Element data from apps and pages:
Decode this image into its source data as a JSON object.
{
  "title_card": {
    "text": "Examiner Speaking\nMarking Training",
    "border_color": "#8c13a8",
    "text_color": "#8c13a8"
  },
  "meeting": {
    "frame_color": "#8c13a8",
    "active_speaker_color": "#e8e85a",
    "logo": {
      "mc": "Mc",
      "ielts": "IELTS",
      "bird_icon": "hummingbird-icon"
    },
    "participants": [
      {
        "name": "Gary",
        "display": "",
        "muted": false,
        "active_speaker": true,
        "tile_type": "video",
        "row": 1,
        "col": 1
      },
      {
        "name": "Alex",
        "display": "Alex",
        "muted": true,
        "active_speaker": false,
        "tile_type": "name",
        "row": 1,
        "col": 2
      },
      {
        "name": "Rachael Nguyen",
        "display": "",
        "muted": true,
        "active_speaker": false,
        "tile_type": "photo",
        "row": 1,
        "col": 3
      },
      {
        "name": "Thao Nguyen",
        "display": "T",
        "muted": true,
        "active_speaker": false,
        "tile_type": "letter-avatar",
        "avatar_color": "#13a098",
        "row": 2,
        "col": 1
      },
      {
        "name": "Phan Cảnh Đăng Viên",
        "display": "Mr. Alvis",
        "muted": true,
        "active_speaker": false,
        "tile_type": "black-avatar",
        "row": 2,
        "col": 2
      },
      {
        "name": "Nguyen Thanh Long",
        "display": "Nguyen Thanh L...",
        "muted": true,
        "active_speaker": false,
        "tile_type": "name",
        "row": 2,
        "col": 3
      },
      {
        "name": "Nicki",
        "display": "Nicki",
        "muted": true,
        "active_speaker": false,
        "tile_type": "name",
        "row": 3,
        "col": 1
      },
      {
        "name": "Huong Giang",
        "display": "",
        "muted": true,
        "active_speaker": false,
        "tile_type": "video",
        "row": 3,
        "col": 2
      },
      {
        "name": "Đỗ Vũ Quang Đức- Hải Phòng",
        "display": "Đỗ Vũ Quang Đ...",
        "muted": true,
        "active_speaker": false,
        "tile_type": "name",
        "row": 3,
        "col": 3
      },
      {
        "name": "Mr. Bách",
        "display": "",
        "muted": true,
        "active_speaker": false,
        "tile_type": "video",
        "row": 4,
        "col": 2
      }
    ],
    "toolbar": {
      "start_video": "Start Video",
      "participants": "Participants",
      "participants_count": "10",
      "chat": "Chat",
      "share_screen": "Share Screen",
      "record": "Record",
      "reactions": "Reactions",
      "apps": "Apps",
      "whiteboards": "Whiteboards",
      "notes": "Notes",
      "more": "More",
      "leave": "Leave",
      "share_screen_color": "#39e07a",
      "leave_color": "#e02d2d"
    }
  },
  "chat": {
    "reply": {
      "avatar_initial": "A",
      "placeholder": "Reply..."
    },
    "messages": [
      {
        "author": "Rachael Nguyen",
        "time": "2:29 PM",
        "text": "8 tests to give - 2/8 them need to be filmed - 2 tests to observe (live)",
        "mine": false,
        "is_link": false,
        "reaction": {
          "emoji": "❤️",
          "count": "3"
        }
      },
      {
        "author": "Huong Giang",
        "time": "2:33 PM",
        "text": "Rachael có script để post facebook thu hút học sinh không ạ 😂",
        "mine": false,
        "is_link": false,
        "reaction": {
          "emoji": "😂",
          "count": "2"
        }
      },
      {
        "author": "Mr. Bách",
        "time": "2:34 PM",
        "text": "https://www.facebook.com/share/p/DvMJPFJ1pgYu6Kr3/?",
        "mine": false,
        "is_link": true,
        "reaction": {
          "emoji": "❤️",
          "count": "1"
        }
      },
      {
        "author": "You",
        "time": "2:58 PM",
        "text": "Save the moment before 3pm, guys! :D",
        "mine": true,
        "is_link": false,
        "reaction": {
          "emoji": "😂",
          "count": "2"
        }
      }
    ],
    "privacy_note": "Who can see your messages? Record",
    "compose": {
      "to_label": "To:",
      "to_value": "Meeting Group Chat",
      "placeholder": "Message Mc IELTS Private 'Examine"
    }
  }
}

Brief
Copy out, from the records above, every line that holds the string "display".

Solution for this exercise
        "display": "",
        "display": "Alex",
        "display": "",
        "display": "T",
        "display": "Mr. Alvis",
        "display": "Nguyen Thanh L...",
        "display": "Nicki",
        "display": "",
        "display": "Đỗ Vũ Quang Đ...",
        "display": "",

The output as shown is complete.